EXERCISE AIM>
Return the data exactly, without pictures.

:::::

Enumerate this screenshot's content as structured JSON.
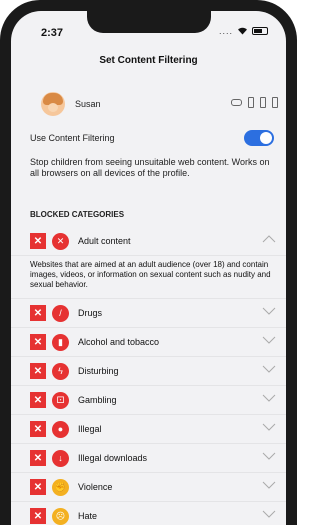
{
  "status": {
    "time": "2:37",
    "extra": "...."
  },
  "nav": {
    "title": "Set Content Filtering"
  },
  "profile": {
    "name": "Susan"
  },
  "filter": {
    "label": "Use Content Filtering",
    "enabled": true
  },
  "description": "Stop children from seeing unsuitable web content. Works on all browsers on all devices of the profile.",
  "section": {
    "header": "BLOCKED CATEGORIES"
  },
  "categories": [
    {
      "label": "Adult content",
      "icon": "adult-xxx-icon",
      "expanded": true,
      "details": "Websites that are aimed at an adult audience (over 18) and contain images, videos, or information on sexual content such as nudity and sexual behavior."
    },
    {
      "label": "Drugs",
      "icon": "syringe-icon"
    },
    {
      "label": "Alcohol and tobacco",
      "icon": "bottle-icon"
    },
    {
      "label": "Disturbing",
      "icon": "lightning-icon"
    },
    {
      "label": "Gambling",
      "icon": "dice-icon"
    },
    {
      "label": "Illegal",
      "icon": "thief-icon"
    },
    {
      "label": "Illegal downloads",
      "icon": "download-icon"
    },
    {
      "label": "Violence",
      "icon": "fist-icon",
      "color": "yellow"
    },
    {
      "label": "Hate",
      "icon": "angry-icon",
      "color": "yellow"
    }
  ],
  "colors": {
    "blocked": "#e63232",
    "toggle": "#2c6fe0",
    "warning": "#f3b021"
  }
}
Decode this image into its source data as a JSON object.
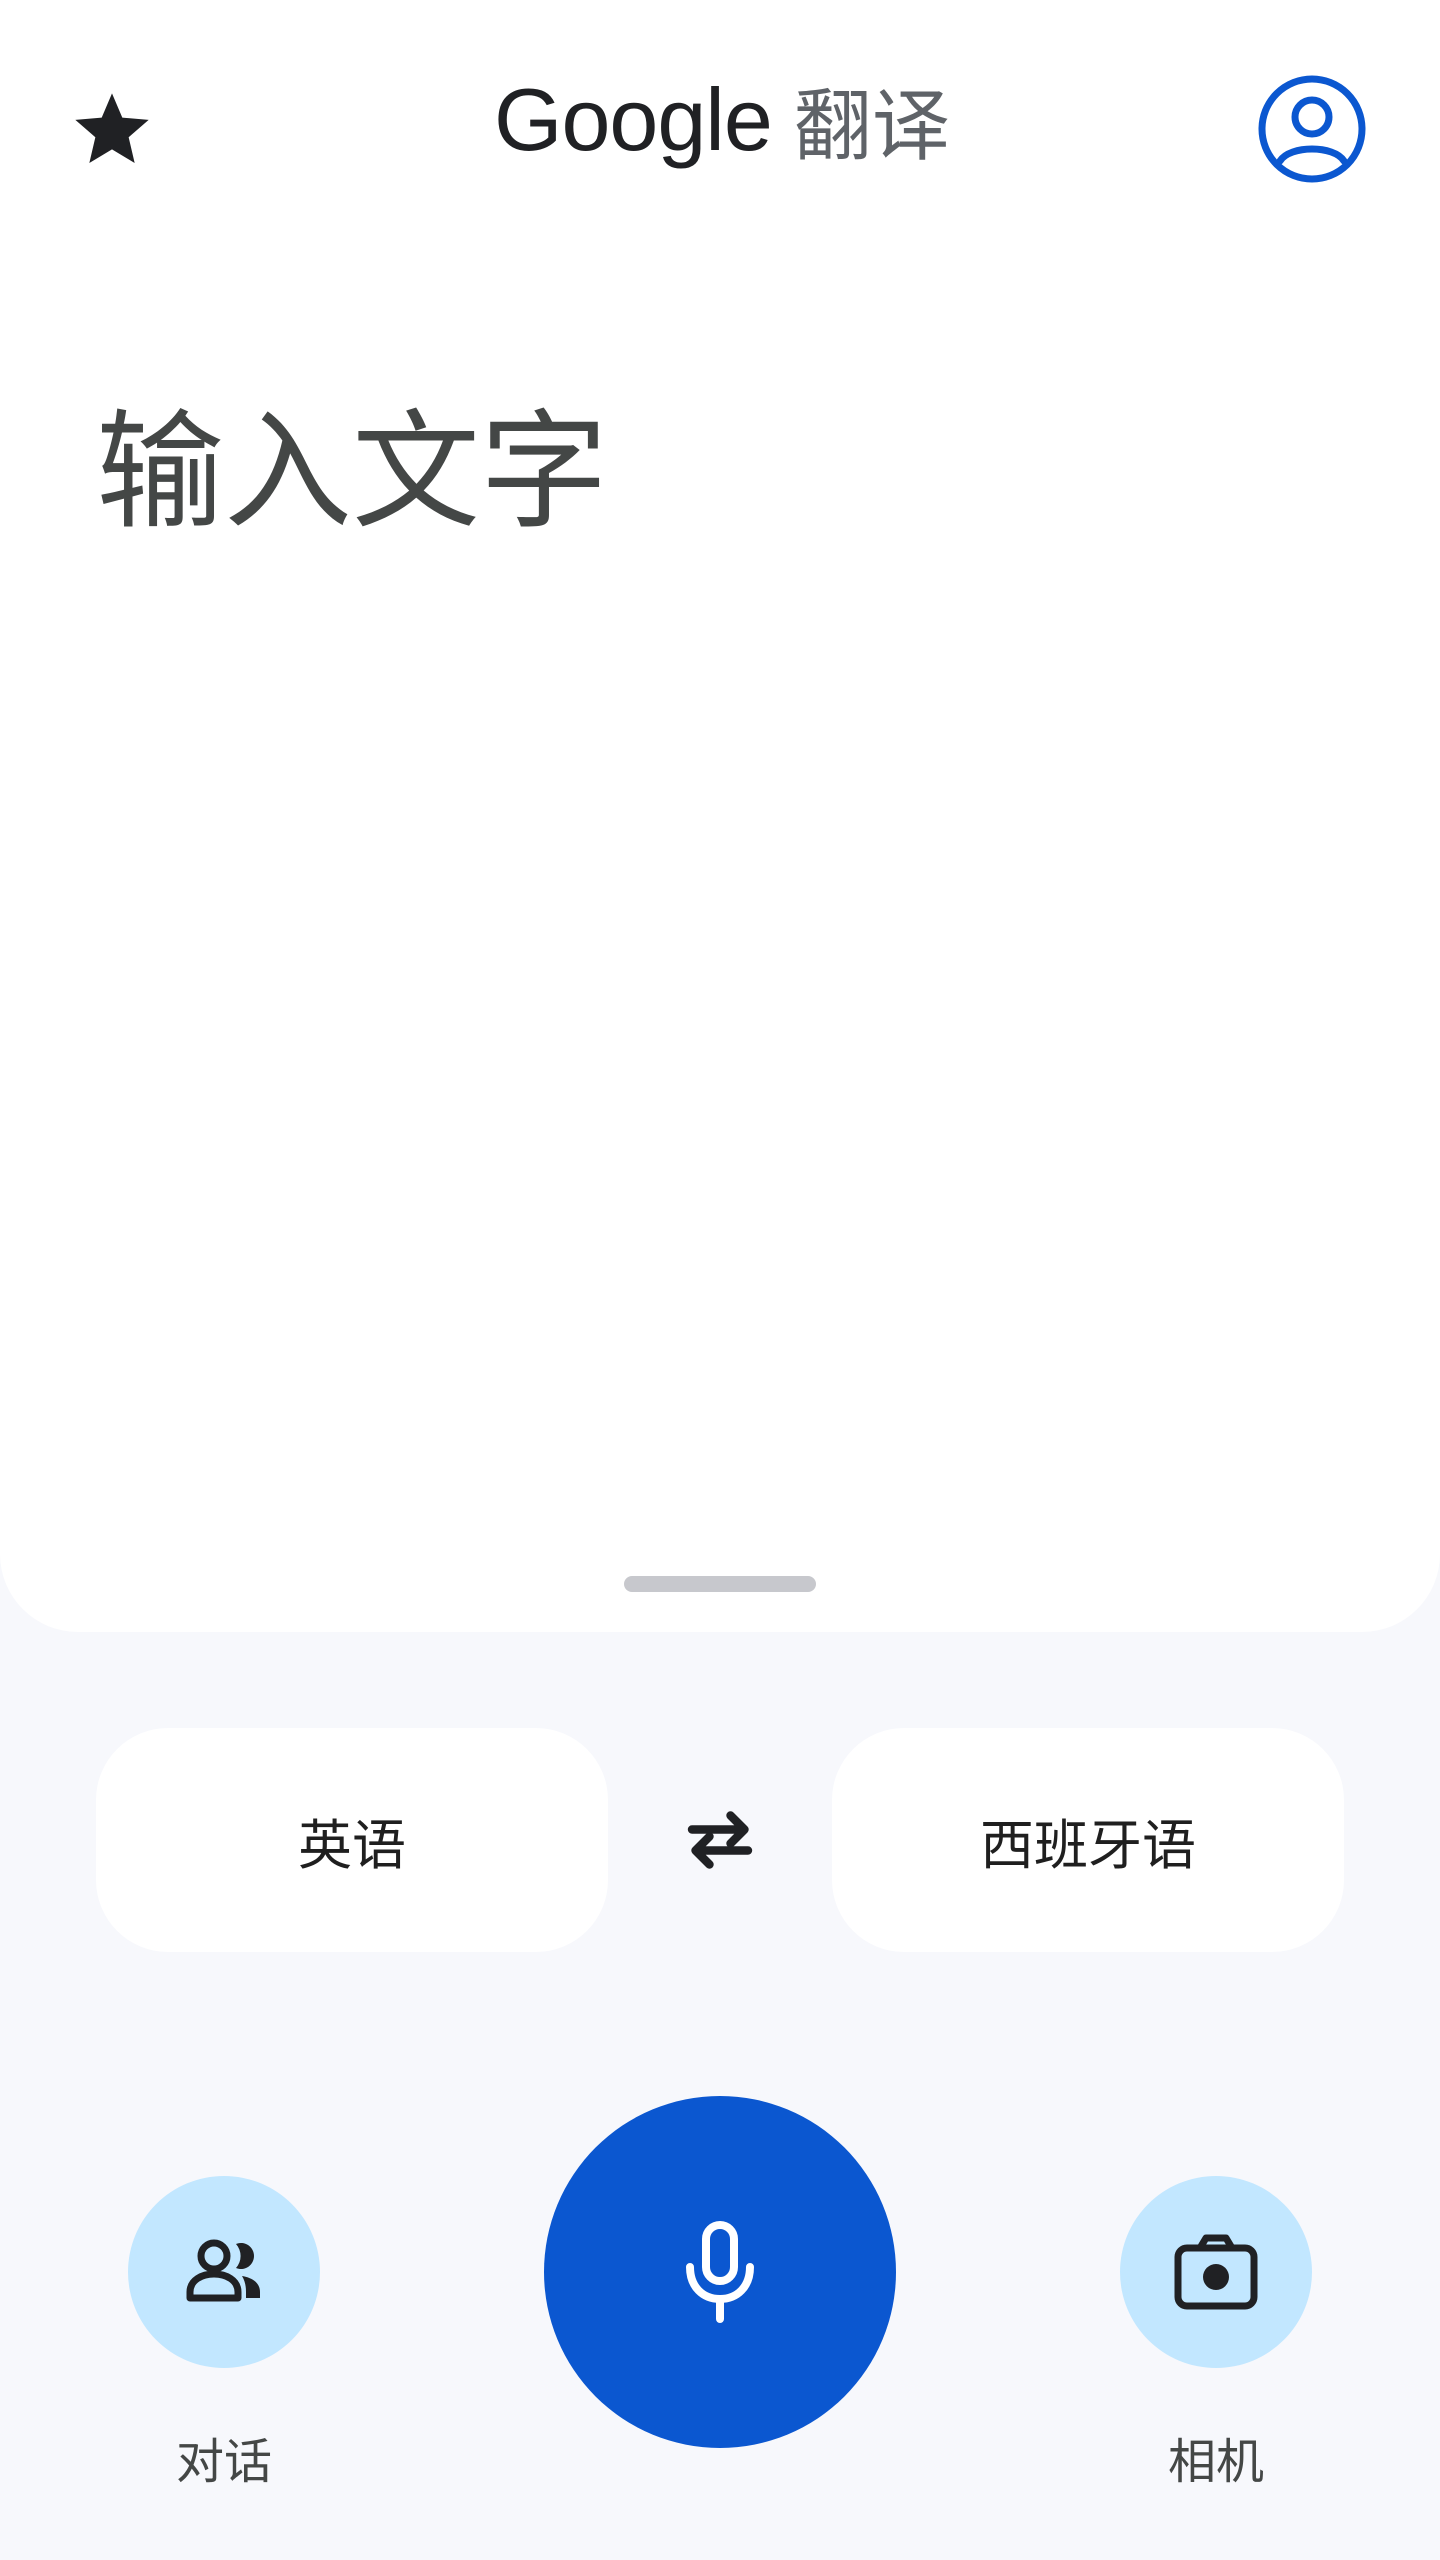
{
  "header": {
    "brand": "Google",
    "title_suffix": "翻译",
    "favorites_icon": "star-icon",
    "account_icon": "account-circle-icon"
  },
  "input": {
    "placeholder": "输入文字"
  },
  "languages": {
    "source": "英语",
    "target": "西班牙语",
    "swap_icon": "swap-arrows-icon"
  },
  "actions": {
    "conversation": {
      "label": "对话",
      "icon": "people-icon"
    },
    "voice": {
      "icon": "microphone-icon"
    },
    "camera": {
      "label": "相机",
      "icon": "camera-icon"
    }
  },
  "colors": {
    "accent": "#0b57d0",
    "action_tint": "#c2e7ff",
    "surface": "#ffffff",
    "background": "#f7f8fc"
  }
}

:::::

WRITTEN RESPONSE>
Enumerate this screenshot's content as structured JSON.
{
  "status": {
    "time": "2:37",
    "extra": "...."
  },
  "nav": {
    "title": "Set Content Filtering"
  },
  "profile": {
    "name": "Susan"
  },
  "filter": {
    "label": "Use Content Filtering",
    "enabled": true
  },
  "description": "Stop children from seeing unsuitable web content. Works on all browsers on all devices of the profile.",
  "section": {
    "header": "BLOCKED CATEGORIES"
  },
  "categories": [
    {
      "label": "Adult content",
      "icon": "adult-xxx-icon",
      "expanded": true,
      "details": "Websites that are aimed at an adult audience (over 18) and contain images, videos, or information on sexual content such as nudity and sexual behavior."
    },
    {
      "label": "Drugs",
      "icon": "syringe-icon"
    },
    {
      "label": "Alcohol and tobacco",
      "icon": "bottle-icon"
    },
    {
      "label": "Disturbing",
      "icon": "lightning-icon"
    },
    {
      "label": "Gambling",
      "icon": "dice-icon"
    },
    {
      "label": "Illegal",
      "icon": "thief-icon"
    },
    {
      "label": "Illegal downloads",
      "icon": "download-icon"
    },
    {
      "label": "Violence",
      "icon": "fist-icon",
      "color": "yellow"
    },
    {
      "label": "Hate",
      "icon": "angry-icon",
      "color": "yellow"
    }
  ],
  "colors": {
    "blocked": "#e63232",
    "toggle": "#2c6fe0",
    "warning": "#f3b021"
  }
}
Decode this image into its source data as a JSON object.
{
  "header": {
    "brand": "Google",
    "title_suffix": "翻译",
    "favorites_icon": "star-icon",
    "account_icon": "account-circle-icon"
  },
  "input": {
    "placeholder": "输入文字"
  },
  "languages": {
    "source": "英语",
    "target": "西班牙语",
    "swap_icon": "swap-arrows-icon"
  },
  "actions": {
    "conversation": {
      "label": "对话",
      "icon": "people-icon"
    },
    "voice": {
      "icon": "microphone-icon"
    },
    "camera": {
      "label": "相机",
      "icon": "camera-icon"
    }
  },
  "colors": {
    "accent": "#0b57d0",
    "action_tint": "#c2e7ff",
    "surface": "#ffffff",
    "background": "#f7f8fc"
  }
}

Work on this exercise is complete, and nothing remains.